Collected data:
══════════

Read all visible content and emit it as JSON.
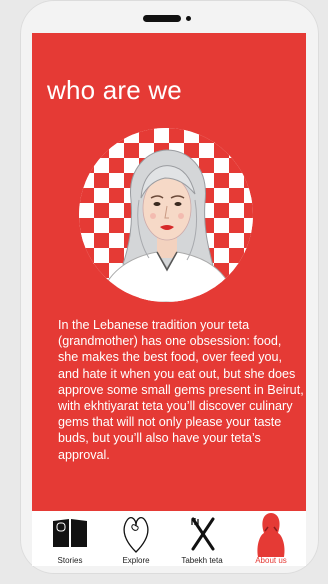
{
  "page": {
    "title": "who are we",
    "description": "In the Lebanese tradition your teta (grandmother) has one obsession: food, she makes the best food, over feed you, and hate it when you eat out, but she does approve some small gems present in Beirut, with ekhtiyarat teta you’ll discover  culinary gems that will not only please your taste buds, but you’ll also have your teta’s approval."
  },
  "nav": {
    "items": [
      {
        "label": "Stories",
        "icon": "book-icon",
        "active": false
      },
      {
        "label": "Explore",
        "icon": "heart-icon",
        "active": false
      },
      {
        "label": "Tabekh teta",
        "icon": "utensils-icon",
        "active": false
      },
      {
        "label": "About us",
        "icon": "teta-icon",
        "active": true
      }
    ]
  },
  "colors": {
    "primary_red": "#e53a35",
    "nav_background": "#ffffff",
    "text_light": "#ffffff"
  }
}
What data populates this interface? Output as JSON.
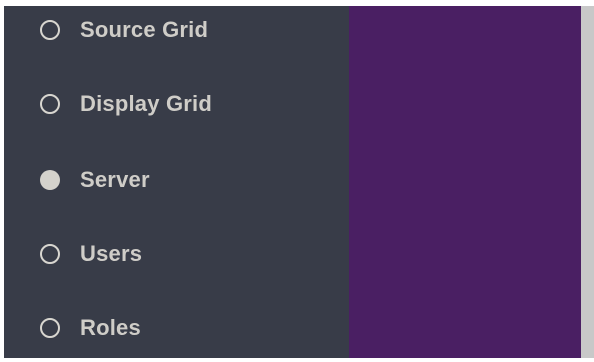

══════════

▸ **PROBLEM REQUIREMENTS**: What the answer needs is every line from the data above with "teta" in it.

▸ **ANSWER AREA**:
    "description": "In the Lebanese tradition your teta (grandmother) has one obsession: food, she makes the best food, over feed you, and hate it when you eat out, but she does approve some small gems present in Beirut, with ekhtiyarat teta you’ll discover  culinary gems that will not only please your taste buds, but you’ll also have your teta’s approval."
        "label": "Tabekh teta",
        "icon": "teta-icon",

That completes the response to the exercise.